We understand that the Coalition Government is currently looking at putting together a simple standardised document containing all landlord and tenant responsibilities. Whilst we believe that electrical standards should be made mandatory across the PRS, we would urge the Labour Party to support any non-statutory guidance as an intermediate step to increase the awareness of the rights and responsibilities of landlords and tenants.

The ESC would welcome replication of proposals made in Scotland regarding Tenant Information Packs (TIPs). By early 2013, PRS landlords will have to provide the tenant with a pack that may include vital safety information about the property, including when the last inspection of the installation took place and whether an RCD is installed.

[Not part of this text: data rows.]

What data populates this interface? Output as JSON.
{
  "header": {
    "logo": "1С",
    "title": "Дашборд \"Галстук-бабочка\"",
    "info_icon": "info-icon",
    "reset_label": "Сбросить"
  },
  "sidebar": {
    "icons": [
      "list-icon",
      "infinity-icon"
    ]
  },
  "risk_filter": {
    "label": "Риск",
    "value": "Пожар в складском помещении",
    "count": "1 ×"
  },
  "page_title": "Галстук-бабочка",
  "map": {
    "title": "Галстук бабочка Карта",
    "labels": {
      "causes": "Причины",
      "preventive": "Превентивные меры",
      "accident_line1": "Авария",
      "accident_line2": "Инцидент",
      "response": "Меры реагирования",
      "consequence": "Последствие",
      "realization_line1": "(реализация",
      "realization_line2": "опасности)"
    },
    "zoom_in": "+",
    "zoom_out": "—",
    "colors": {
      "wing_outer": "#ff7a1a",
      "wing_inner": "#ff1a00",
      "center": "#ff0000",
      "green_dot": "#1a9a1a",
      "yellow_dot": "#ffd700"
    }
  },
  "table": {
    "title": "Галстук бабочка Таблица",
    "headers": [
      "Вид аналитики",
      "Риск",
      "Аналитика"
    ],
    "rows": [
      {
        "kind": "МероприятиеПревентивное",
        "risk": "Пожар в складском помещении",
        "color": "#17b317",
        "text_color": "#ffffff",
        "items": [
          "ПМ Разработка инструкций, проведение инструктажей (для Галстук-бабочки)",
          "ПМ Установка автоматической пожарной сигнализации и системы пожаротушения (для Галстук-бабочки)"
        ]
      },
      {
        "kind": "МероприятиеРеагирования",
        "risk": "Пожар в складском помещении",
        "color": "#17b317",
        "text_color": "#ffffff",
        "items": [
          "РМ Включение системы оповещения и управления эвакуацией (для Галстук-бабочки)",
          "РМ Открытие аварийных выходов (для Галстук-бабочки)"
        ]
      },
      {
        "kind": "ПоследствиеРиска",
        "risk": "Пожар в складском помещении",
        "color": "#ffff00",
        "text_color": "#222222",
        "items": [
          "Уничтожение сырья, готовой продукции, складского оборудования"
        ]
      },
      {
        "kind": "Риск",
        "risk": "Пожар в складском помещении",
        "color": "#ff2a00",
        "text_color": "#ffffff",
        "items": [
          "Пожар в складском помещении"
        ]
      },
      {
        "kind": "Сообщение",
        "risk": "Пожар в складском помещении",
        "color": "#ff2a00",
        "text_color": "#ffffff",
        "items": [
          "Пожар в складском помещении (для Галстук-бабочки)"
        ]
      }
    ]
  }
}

Whilst the TIP does not make it mandatory for those inspections to take place or for an RCD to be installed, by providing an option for landlords to voluntarily demonstrate their commitment to improving standards in rented accommodation, it should see a significant improvement in attitudes towards electrical safety, as well as tenant safety, whilst also protecting landlords’ investment.

We would therefore encourage Labour’s strategy for the sector to actively consider similar initiatives that would empower tenants to question the electrical safety of a prospective home.

Ensuring unitary minimum standards in housing

Historically, the PRS has had the lowest proportion of decent homes across the housing sector. According to DCLG figures from 2006, 40 per cent of the private rented stock failed to meet the basic Decent Homes Standard (DHS). Of these, over 30 per cent could be classed has having category 1 hazards under the framework set by the housing health and safety rating system, which means they have some elements of serious disrepair and would be classed as non-decent.

The DHS ensures that properties meet the current housing statutory minimum standards and that the property is in a reasonable state of repair, including its electrical systems. The DHS has significantly improved standards in the social rented sector. As a minimum standard that triggers action below which no social housing should fall below, we believe there is real merit in a similar standard being applied across PRS properties.

We would therefore encourage the Labour PRS review to consider whether a single mandatory condition standard should apply to all privately rented housing as well as social housing. Local Authorities would then be able to undertake appropriate enforcement action in relation to those PRS properties that fail to meet basic safety standards.


Given the continuing growth of the PRS, it has never been more important to ensure that standards in private rented housing are maintained and improved. The ESC would be delighted to feed into this on-going consultation over the course of the summer. If you have any questions, or would perhaps like to arrange a meeting to discuss our submission in more detail please contact Daniel Walker-Nolan at the ESC on 0203 463 5131 or by emailing

[1] The Thirza Whittle case from 2009 is one such example -